-- Supplied material follows --
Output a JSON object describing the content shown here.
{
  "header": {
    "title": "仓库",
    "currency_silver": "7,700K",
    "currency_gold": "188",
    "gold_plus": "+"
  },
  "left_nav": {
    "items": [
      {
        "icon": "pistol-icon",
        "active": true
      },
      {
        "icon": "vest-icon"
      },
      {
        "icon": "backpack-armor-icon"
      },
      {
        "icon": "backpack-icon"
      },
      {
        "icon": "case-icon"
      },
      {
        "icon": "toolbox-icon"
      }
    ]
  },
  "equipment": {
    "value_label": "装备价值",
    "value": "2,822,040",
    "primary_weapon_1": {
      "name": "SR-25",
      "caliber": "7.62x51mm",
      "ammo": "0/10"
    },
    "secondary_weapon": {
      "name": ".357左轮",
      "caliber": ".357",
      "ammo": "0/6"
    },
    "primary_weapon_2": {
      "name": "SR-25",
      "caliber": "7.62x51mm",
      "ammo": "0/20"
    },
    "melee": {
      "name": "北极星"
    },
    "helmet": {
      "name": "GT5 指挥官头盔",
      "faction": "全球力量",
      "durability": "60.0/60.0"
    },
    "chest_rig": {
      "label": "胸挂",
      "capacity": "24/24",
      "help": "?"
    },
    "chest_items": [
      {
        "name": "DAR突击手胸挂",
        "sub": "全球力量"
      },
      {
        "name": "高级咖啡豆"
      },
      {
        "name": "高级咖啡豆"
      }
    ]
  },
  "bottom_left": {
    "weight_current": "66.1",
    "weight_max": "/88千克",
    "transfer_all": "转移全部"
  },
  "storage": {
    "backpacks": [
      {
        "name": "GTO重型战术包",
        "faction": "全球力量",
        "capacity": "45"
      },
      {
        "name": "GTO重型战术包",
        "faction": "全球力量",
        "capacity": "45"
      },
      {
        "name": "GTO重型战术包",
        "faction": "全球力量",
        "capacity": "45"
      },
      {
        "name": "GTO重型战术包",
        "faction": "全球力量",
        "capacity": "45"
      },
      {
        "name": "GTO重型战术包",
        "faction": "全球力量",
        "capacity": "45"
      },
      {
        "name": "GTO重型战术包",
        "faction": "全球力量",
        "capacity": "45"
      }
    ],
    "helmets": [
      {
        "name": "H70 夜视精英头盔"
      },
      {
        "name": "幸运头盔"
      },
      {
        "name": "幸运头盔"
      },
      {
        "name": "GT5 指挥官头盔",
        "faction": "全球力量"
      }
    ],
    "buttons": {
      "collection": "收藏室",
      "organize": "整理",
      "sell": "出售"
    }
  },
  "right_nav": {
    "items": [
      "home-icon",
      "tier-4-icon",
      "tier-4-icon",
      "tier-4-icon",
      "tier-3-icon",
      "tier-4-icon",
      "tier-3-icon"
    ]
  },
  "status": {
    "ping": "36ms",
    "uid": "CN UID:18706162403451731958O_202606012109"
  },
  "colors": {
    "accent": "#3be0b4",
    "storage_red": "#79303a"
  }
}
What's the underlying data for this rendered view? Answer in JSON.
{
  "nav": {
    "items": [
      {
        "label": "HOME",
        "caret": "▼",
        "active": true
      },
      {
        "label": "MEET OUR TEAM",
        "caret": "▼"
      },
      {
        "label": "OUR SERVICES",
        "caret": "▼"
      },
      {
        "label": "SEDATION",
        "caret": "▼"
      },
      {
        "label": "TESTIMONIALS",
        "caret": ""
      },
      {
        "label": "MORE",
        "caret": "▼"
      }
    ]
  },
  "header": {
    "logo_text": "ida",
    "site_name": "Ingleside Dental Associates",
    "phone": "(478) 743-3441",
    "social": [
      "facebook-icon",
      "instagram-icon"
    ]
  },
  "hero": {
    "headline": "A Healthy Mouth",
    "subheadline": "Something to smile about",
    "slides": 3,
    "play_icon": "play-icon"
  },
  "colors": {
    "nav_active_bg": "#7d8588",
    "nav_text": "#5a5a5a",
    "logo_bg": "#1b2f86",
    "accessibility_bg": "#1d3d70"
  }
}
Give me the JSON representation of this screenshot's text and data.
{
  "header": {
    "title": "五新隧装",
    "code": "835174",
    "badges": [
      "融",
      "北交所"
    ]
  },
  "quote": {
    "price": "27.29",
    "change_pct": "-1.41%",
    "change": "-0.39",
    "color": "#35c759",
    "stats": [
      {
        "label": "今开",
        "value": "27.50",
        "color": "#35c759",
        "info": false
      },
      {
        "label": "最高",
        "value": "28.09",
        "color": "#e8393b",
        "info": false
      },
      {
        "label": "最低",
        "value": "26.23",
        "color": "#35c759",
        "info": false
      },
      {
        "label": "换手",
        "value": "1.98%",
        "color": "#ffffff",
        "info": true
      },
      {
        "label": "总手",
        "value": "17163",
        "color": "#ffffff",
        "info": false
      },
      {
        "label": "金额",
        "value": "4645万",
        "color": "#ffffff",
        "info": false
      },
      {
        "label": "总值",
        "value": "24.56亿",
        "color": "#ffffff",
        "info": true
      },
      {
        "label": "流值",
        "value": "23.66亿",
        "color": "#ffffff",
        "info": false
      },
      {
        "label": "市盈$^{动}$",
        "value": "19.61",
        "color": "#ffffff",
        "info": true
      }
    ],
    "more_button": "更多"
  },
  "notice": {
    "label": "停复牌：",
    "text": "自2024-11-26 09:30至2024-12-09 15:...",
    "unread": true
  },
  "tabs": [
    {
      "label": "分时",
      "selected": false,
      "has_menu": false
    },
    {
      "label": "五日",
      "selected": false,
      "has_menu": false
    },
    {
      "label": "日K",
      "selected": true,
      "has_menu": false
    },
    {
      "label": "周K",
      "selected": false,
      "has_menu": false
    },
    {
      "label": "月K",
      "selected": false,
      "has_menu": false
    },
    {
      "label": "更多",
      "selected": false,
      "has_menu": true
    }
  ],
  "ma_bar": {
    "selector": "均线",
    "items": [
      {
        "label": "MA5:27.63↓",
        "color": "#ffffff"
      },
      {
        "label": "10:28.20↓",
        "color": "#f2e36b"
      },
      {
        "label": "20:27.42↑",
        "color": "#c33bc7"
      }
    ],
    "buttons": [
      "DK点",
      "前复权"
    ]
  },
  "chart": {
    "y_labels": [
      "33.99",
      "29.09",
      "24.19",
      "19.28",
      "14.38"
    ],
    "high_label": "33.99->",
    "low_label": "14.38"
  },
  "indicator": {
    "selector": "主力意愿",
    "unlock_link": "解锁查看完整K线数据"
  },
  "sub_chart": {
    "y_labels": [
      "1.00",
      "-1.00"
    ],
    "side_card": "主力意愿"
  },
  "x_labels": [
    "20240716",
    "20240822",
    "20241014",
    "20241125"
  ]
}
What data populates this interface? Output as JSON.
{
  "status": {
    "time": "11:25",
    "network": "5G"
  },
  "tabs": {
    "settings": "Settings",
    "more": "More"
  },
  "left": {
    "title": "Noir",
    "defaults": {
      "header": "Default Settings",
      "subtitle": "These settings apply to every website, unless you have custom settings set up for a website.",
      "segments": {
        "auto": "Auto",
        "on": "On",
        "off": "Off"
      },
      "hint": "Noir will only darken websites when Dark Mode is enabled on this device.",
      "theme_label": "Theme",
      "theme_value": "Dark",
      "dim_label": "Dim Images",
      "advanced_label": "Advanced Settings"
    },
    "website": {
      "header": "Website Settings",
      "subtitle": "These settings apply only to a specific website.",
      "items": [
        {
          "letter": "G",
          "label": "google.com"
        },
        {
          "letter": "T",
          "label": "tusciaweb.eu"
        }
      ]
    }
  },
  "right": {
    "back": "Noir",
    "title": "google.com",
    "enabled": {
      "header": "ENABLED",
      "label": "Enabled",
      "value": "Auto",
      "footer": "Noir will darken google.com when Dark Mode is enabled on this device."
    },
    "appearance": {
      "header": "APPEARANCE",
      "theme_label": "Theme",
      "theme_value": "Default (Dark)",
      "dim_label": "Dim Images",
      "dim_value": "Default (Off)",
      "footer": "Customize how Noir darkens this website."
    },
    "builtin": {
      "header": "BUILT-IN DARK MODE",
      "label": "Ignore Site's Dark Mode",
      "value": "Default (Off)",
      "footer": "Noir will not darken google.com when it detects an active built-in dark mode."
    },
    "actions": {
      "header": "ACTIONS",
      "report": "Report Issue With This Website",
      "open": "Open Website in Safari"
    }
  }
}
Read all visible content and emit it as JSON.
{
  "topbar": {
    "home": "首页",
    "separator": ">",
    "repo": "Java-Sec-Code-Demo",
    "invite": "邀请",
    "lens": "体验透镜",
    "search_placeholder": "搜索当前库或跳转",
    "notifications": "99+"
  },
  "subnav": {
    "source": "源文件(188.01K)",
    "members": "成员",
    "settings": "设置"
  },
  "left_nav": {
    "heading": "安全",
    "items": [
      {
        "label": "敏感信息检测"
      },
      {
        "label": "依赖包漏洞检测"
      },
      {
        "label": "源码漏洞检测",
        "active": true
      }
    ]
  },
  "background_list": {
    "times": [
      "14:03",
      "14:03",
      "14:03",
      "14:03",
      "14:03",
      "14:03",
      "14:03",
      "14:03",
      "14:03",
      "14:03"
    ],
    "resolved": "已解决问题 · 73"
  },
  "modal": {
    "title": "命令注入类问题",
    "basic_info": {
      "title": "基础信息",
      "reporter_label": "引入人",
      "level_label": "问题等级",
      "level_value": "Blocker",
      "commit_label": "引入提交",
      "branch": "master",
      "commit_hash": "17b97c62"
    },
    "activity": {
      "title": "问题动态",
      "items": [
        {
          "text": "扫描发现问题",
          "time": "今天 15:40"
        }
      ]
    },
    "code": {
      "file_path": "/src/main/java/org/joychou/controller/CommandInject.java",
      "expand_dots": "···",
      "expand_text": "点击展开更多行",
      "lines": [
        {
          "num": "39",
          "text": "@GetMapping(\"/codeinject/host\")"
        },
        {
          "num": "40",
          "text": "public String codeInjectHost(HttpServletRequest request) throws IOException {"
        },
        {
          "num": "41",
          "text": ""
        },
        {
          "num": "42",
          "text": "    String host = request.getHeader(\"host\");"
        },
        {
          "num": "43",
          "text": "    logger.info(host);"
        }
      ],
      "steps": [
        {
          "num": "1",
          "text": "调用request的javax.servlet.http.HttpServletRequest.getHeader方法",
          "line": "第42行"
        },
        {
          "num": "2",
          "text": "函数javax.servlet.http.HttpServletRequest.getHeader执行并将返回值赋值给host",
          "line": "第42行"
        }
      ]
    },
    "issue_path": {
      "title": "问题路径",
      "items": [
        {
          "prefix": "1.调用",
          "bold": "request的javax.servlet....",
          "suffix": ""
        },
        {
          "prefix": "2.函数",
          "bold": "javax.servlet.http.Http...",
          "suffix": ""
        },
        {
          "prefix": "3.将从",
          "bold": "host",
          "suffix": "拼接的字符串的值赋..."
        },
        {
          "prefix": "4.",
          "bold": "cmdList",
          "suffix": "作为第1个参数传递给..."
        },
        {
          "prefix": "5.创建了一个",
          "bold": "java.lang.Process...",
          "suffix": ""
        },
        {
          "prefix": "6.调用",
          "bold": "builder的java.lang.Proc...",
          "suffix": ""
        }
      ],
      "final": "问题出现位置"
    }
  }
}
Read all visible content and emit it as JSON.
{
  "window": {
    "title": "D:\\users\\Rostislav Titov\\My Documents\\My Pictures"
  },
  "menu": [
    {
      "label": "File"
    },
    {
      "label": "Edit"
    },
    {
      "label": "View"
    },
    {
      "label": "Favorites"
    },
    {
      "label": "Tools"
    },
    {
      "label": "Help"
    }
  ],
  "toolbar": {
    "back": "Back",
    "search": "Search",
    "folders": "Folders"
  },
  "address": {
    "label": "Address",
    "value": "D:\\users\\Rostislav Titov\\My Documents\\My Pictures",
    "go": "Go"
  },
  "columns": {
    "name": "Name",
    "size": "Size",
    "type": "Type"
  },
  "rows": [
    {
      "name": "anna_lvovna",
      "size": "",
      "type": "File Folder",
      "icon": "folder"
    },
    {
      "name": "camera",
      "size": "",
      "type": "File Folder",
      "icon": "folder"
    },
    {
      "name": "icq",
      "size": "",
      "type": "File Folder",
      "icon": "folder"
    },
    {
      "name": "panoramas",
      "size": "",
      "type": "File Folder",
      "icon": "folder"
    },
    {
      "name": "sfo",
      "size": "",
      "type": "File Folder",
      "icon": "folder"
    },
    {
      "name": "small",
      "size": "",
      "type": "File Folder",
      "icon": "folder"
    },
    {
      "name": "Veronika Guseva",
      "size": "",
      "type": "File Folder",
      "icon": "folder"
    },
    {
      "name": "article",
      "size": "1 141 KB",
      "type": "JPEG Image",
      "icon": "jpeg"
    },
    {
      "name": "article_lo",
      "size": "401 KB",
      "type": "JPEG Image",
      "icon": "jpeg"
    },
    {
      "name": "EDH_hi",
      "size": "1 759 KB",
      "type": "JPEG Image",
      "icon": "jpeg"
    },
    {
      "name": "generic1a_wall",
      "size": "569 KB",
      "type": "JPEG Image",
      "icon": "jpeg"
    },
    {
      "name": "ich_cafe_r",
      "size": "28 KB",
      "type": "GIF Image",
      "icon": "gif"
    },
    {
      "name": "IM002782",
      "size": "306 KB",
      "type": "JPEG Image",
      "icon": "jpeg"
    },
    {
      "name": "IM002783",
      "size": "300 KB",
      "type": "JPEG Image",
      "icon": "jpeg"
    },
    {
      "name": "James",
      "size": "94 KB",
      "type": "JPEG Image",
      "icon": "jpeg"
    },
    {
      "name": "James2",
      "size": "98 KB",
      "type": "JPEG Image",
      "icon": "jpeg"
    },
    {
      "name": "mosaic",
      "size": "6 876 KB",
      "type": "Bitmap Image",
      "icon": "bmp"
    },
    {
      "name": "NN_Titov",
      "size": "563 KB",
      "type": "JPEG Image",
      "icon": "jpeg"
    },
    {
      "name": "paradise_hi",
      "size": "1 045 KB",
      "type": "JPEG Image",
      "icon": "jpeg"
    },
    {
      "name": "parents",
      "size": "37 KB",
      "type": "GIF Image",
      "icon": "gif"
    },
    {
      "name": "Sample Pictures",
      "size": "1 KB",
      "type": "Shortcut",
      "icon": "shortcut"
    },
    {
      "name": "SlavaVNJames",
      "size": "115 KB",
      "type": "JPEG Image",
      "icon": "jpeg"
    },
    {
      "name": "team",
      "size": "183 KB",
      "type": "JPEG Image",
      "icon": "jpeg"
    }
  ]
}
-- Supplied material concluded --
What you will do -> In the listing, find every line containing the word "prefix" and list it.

Task output ->
          "prefix": "1.调用",
          "prefix": "2.函数",
          "prefix": "3.将从",
          "prefix": "4.",
          "prefix": "5.创建了一个",
          "prefix": "6.调用",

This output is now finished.